“When this all slowed down, working on this book became my new creative outlet, because business has slowed significantly since quarantine went into effect,” McGaw said. “Just another bonus about this book. … I haven’t been having the gratification of helping my clients and helping grow my business, but instead, I’ve been able to augment it with spreading smiles through this book.”
Once it neared completion, he began sharing it with family friends such as Gabrielle Allender. When she first saw it, she thought it was “fabulous,” she said. Allender is director of client programs and prevention at the KIDS Center, an organization that works to prevent child abuse, as well as a mother of two — Grayson, who’s almost 3, and Hunter, 1.
“The book is written, obviously, for children, but really speaks to the reality of what many of us are experiencing,” she said. “Despite restrictions preventing kids to play with friends, go to the ice cream shop, it really communicates that they still have choices on how to spend their time. It’s cool to be kind, it’s cool to be a helper, and to turn it into that superhero role, I think, is super creative.”
Son Grayson looks up to McGaw’s son, Allender said, and for about a week, he requested “Even Superheroes Stay Home” as his bedtime book.

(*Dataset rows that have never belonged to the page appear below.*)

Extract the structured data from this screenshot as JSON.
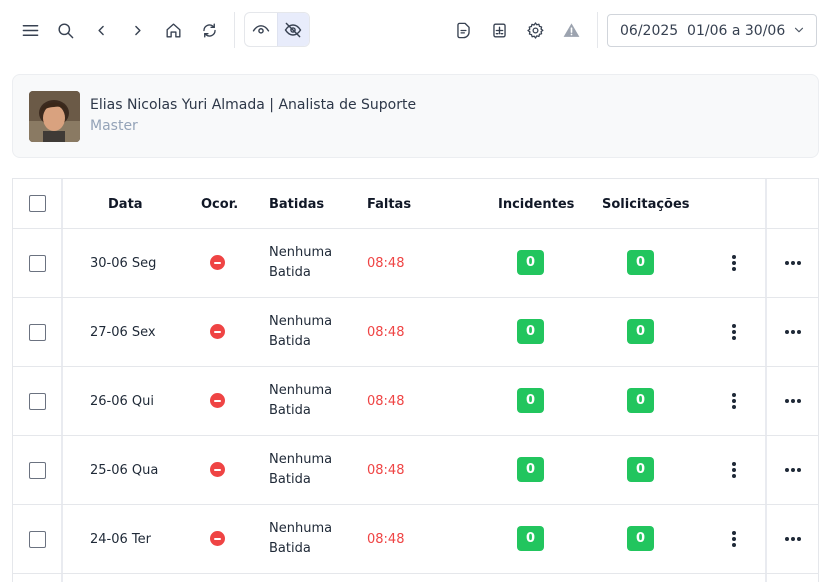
{
  "toolbar": {
    "icons": [
      "menu-icon",
      "search-icon",
      "chevron-left-icon",
      "chevron-right-icon",
      "home-icon",
      "refresh-icon",
      "eye-icon",
      "eye-off-icon",
      "document-icon",
      "calculator-icon",
      "gear-icon",
      "warning-icon"
    ],
    "period_label": "06/2025  01/06 a 30/06"
  },
  "profile": {
    "name": "Elias Nicolas Yuri Almada | Analista de Suporte",
    "role": "Master"
  },
  "table": {
    "headers": {
      "date": "Data",
      "occurrence": "Ocor.",
      "punches": "Batidas",
      "absences": "Faltas",
      "incidents": "Incidentes",
      "requests": "Solicitações"
    },
    "rows": [
      {
        "date": "30-06 Seg",
        "punches_line1": "Nenhuma",
        "punches_line2": "Batida",
        "absence": "08:48",
        "incidents": "0",
        "requests": "0"
      },
      {
        "date": "27-06 Sex",
        "punches_line1": "Nenhuma",
        "punches_line2": "Batida",
        "absence": "08:48",
        "incidents": "0",
        "requests": "0"
      },
      {
        "date": "26-06 Qui",
        "punches_line1": "Nenhuma",
        "punches_line2": "Batida",
        "absence": "08:48",
        "incidents": "0",
        "requests": "0"
      },
      {
        "date": "25-06 Qua",
        "punches_line1": "Nenhuma",
        "punches_line2": "Batida",
        "absence": "08:48",
        "incidents": "0",
        "requests": "0"
      },
      {
        "date": "24-06 Ter",
        "punches_line1": "Nenhuma",
        "punches_line2": "Batida",
        "absence": "08:48",
        "incidents": "0",
        "requests": "0"
      }
    ]
  },
  "colors": {
    "absence_text": "#ef4444",
    "badge_green": "#22c55e",
    "occurrence_red": "#ef4444",
    "active_toggle": "#e8ecfb"
  }
}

“They’re good buddies,” she said. “To know that this book was written in honor of (Jamesy), it really spoke to Grayson. My son has his cape and his superhero mask, and he really appreciated the pieces about being a team player and helping out the family. He loved it.”
McGaw shared a link to the book on social media, and word began to spread. Soon, he was hearing from parents and teachers he’s never met and otherwise has no direct connection to.
“I never imagined that it would have any traction outside of really my direct sphere of influence,” he said. “When I shared it (on social media), I thought, it’s easier than emailing it to a dozen friends who’ve got kids. But man, those friends who I talk to all the time, it would be really cool if they read this to their kids.”
The book had been downloaded about 500 times as of last week, with 3,000 site visits.
McGaw said he was inspired to give the book away, rather than try to profit from it, partly because he wasn’t expecting any of this to happen.
“Maybe I could’ve made some money on this thing, but a lot of the messages I’m getting from folks, especially in the Midwest and on the East Coast … are saying, ‘Thanks so much for making this free. I’d love to donate, but it’s hard times right now,’” McGaw said. “Seeing those messages makes me all the more happy that I’m not asking for anything, and that folks can share it.”
What’s more, the book inspired by Jamesy ended up having an impact on the little hero himself once it was complete.
“We started reading it before bedtime,” McGaw said. “I started to notice he started taking cues from the book, looking at helping around the house, or being sweet to his sister, as heroic acts. It was like, ‘This is exactly what I was going for. This is great.”